Exercise requirements: In the copy, include every entry exactly but none of its images.

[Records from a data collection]
------------------------------------------------------------------------

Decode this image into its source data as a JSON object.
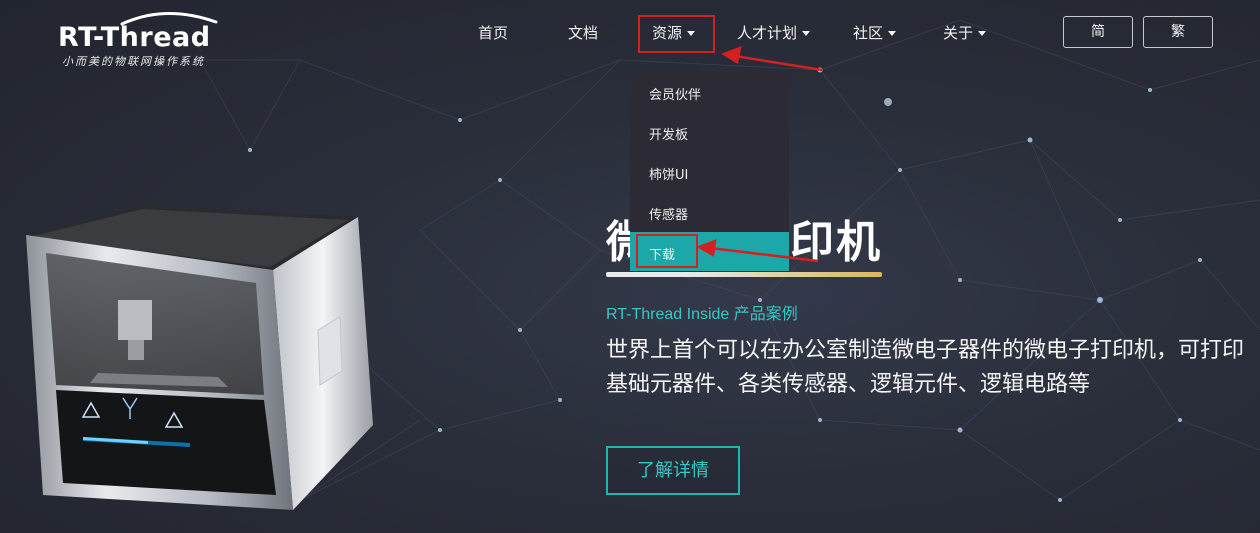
{
  "logo": {
    "title": "RT-Thread",
    "subtitle": "小而美的物联网操作系统"
  },
  "nav": {
    "items": [
      {
        "label": "首页",
        "has_caret": false
      },
      {
        "label": "文档",
        "has_caret": false
      },
      {
        "label": "资源",
        "has_caret": true
      },
      {
        "label": "人才计划",
        "has_caret": true
      },
      {
        "label": "社区",
        "has_caret": true
      },
      {
        "label": "关于",
        "has_caret": true
      }
    ],
    "lang_simplified": "简",
    "lang_traditional": "繁"
  },
  "dropdown": {
    "items": [
      "会员伙伴",
      "开发板",
      "柿饼UI",
      "传感器",
      "下载"
    ],
    "active": "下载"
  },
  "hero": {
    "title": "微电子打印机",
    "subtitle": "RT-Thread Inside 产品案例",
    "description_line1": "世界上首个可以在办公室制造微电子器件的微电子打印机，可打印",
    "description_line2": "基础元器件、各类传感器、逻辑元件、逻辑电路等",
    "button": "了解详情"
  },
  "colors": {
    "accent_teal": "#1ca7a8",
    "annotation_red": "#d42020",
    "background": "#262a35"
  }
}
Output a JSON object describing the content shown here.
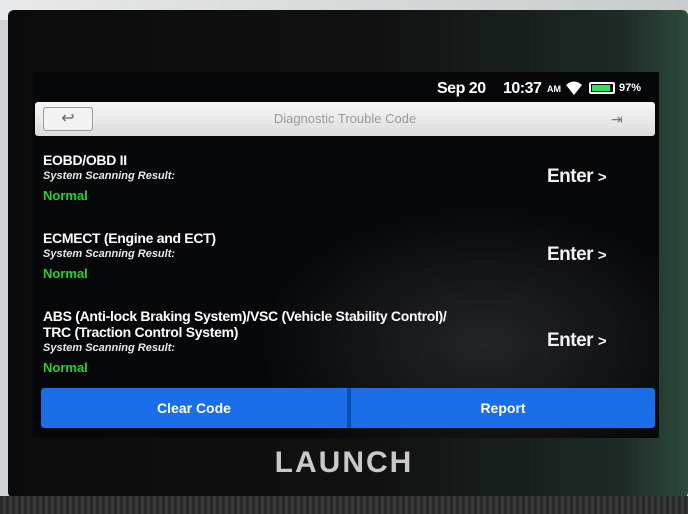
{
  "status": {
    "date": "Sep 20",
    "time": "10:37",
    "time_suffix": "AM",
    "battery": "97%"
  },
  "header": {
    "title": "Diagnostic Trouble Code",
    "back_icon": "back-arrow-icon",
    "exit_icon": "exit-icon"
  },
  "systems": [
    {
      "name": "EOBD/OBD II",
      "subtitle": "System Scanning Result:",
      "status": "Normal",
      "action": "Enter"
    },
    {
      "name": "ECMECT (Engine and ECT)",
      "subtitle": "System Scanning Result:",
      "status": "Normal",
      "action": "Enter"
    },
    {
      "name_line1": "ABS (Anti-lock Braking System)/VSC (Vehicle Stability Control)/",
      "name_line2": "TRC (Traction Control System)",
      "subtitle": "System Scanning Result:",
      "status": "Normal",
      "action": "Enter"
    }
  ],
  "actions": {
    "clear_code": "Clear Code",
    "report": "Report"
  },
  "brand": "LAUNCH",
  "colors": {
    "status_normal": "#1fd42c",
    "button_blue": "#1a6fe8"
  }
}
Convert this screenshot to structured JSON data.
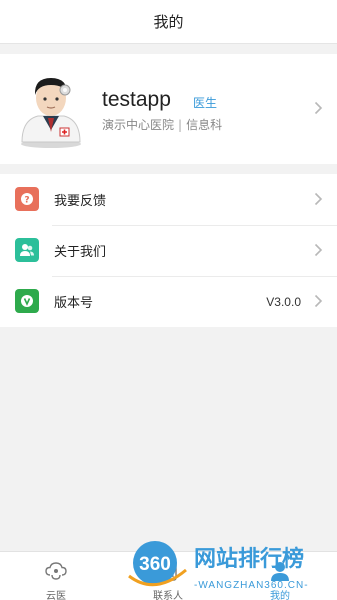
{
  "header": {
    "title": "我的"
  },
  "profile": {
    "name": "testapp",
    "role": "医生",
    "hospital": "演示中心医院",
    "separator": "|",
    "department": "信息科"
  },
  "menu": {
    "items": [
      {
        "label": "我要反馈",
        "icon": "feedback-icon",
        "icon_glyph": "?",
        "color": "#e8705b"
      },
      {
        "label": "关于我们",
        "icon": "about-us-icon",
        "icon_glyph": "",
        "color": "#2cbf9a"
      },
      {
        "label": "版本号",
        "icon": "version-icon",
        "icon_glyph": "v",
        "color": "#2eaa4c",
        "value": "V3.0.0"
      }
    ]
  },
  "tabs": [
    {
      "label": "云医",
      "icon": "cloud-doctor-icon",
      "active": false
    },
    {
      "label": "联系人",
      "icon": "contacts-icon",
      "active": false
    },
    {
      "label": "我的",
      "icon": "profile-icon",
      "active": true
    }
  ],
  "watermark": {
    "badge": "360",
    "title": "网站排行榜",
    "subtitle": "-WANGZHAN360.CN-"
  },
  "colors": {
    "accent": "#3a9ad9",
    "background": "#f2f2f2"
  }
}
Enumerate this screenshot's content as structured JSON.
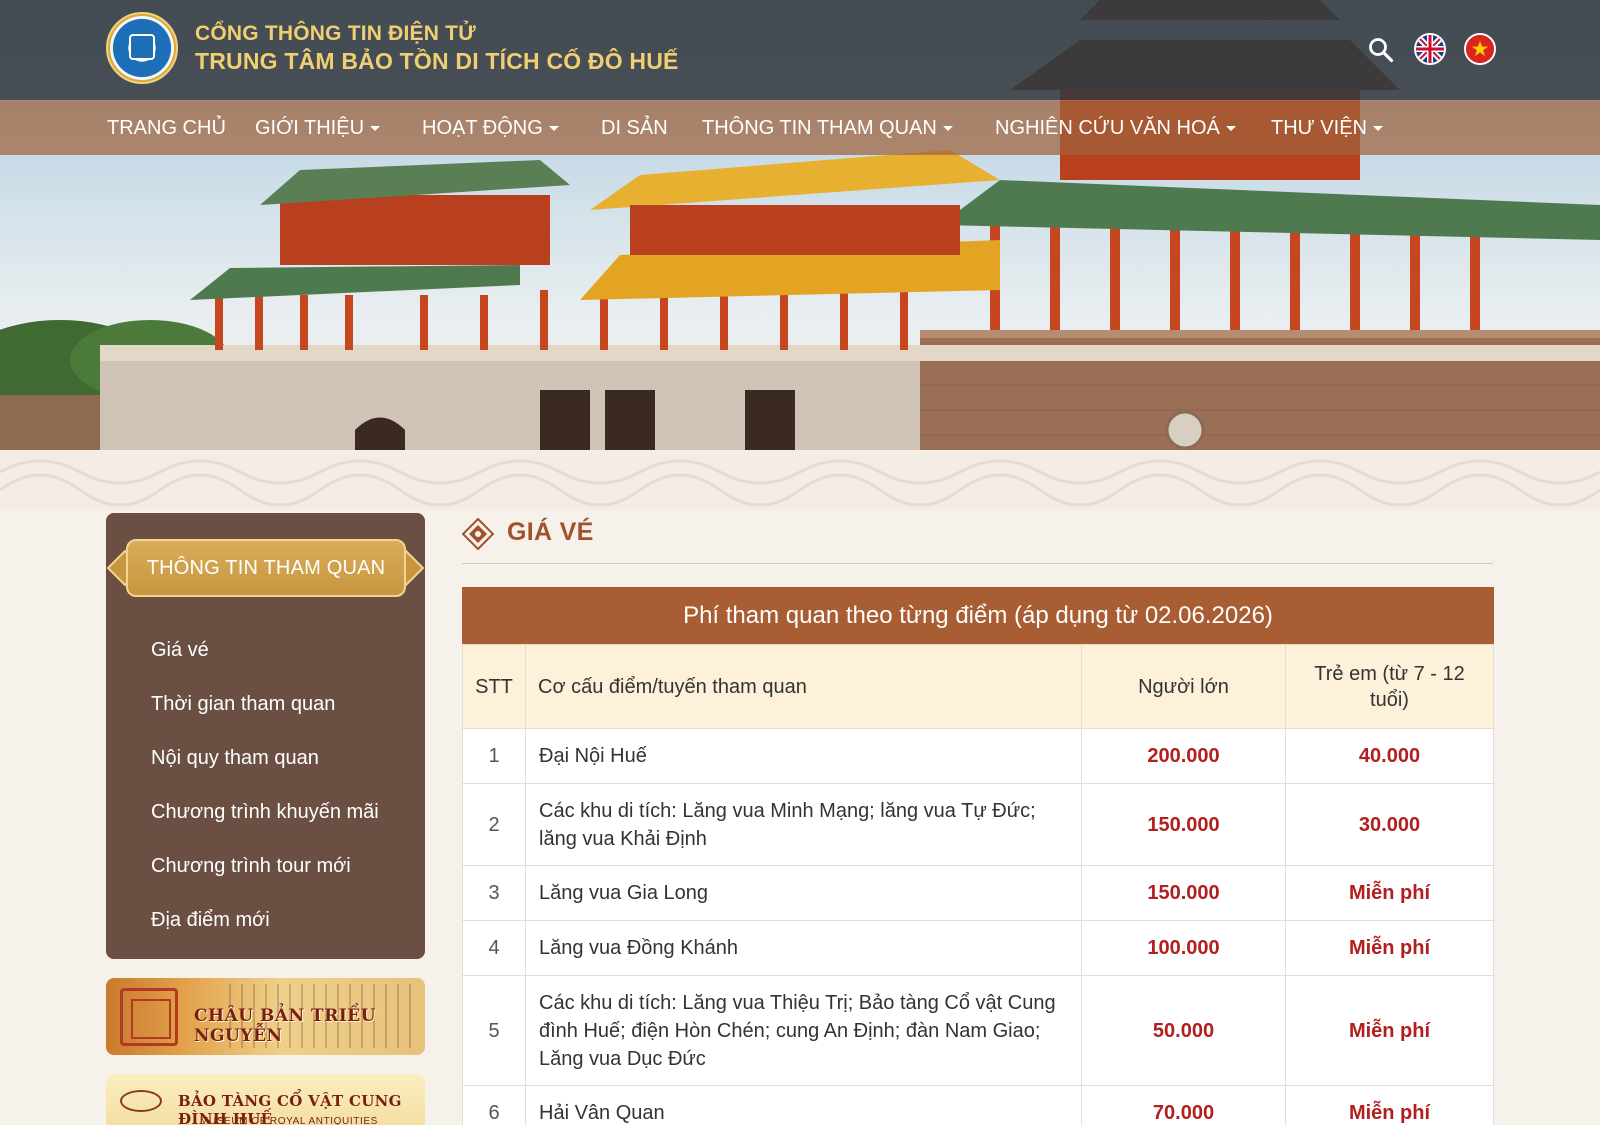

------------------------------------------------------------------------

Reply:
Decode this image into its source data as a JSON object.
{
  "logo": {
    "title": "RT-Thread",
    "subtitle": "小而美的物联网操作系统"
  },
  "nav": {
    "items": [
      {
        "label": "首页",
        "has_caret": false
      },
      {
        "label": "文档",
        "has_caret": false
      },
      {
        "label": "资源",
        "has_caret": true
      },
      {
        "label": "人才计划",
        "has_caret": true
      },
      {
        "label": "社区",
        "has_caret": true
      },
      {
        "label": "关于",
        "has_caret": true
      }
    ],
    "lang_simplified": "简",
    "lang_traditional": "繁"
  },
  "dropdown": {
    "items": [
      "会员伙伴",
      "开发板",
      "柿饼UI",
      "传感器",
      "下载"
    ],
    "active": "下载"
  },
  "hero": {
    "title": "微电子打印机",
    "subtitle": "RT-Thread Inside 产品案例",
    "description_line1": "世界上首个可以在办公室制造微电子器件的微电子打印机，可打印",
    "description_line2": "基础元器件、各类传感器、逻辑元件、逻辑电路等",
    "button": "了解详情"
  },
  "colors": {
    "accent_teal": "#1ca7a8",
    "annotation_red": "#d42020",
    "background": "#262a35"
  }
}
Output a JSON object describing the content shown here.
{
  "status": {
    "date": "Sep 20",
    "time": "10:37",
    "time_suffix": "AM",
    "battery": "97%"
  },
  "header": {
    "title": "Diagnostic Trouble Code",
    "back_icon": "back-arrow-icon",
    "exit_icon": "exit-icon"
  },
  "systems": [
    {
      "name": "EOBD/OBD II",
      "subtitle": "System Scanning Result:",
      "status": "Normal",
      "action": "Enter"
    },
    {
      "name": "ECMECT (Engine and ECT)",
      "subtitle": "System Scanning Result:",
      "status": "Normal",
      "action": "Enter"
    },
    {
      "name_line1": "ABS (Anti-lock Braking System)/VSC (Vehicle Stability Control)/",
      "name_line2": "TRC (Traction Control System)",
      "subtitle": "System Scanning Result:",
      "status": "Normal",
      "action": "Enter"
    }
  ],
  "actions": {
    "clear_code": "Clear Code",
    "report": "Report"
  },
  "brand": "LAUNCH",
  "colors": {
    "status_normal": "#1fd42c",
    "button_blue": "#1a6fe8"
  }
}
Convert this screenshot to structured JSON data.
{
  "header": {
    "title": "我的"
  },
  "profile": {
    "name": "testapp",
    "role": "医生",
    "hospital": "演示中心医院",
    "separator": "|",
    "department": "信息科"
  },
  "menu": {
    "items": [
      {
        "label": "我要反馈",
        "icon": "feedback-icon",
        "icon_glyph": "?",
        "color": "#e8705b"
      },
      {
        "label": "关于我们",
        "icon": "about-us-icon",
        "icon_glyph": "",
        "color": "#2cbf9a"
      },
      {
        "label": "版本号",
        "icon": "version-icon",
        "icon_glyph": "v",
        "color": "#2eaa4c",
        "value": "V3.0.0"
      }
    ]
  },
  "tabs": [
    {
      "label": "云医",
      "icon": "cloud-doctor-icon",
      "active": false
    },
    {
      "label": "联系人",
      "icon": "contacts-icon",
      "active": false
    },
    {
      "label": "我的",
      "icon": "profile-icon",
      "active": true
    }
  ],
  "watermark": {
    "badge": "360",
    "title": "网站排行榜",
    "subtitle": "-WANGZHAN360.CN-"
  },
  "colors": {
    "accent": "#3a9ad9",
    "background": "#f2f2f2"
  }
}
Enumerate this screenshot's content as structured JSON.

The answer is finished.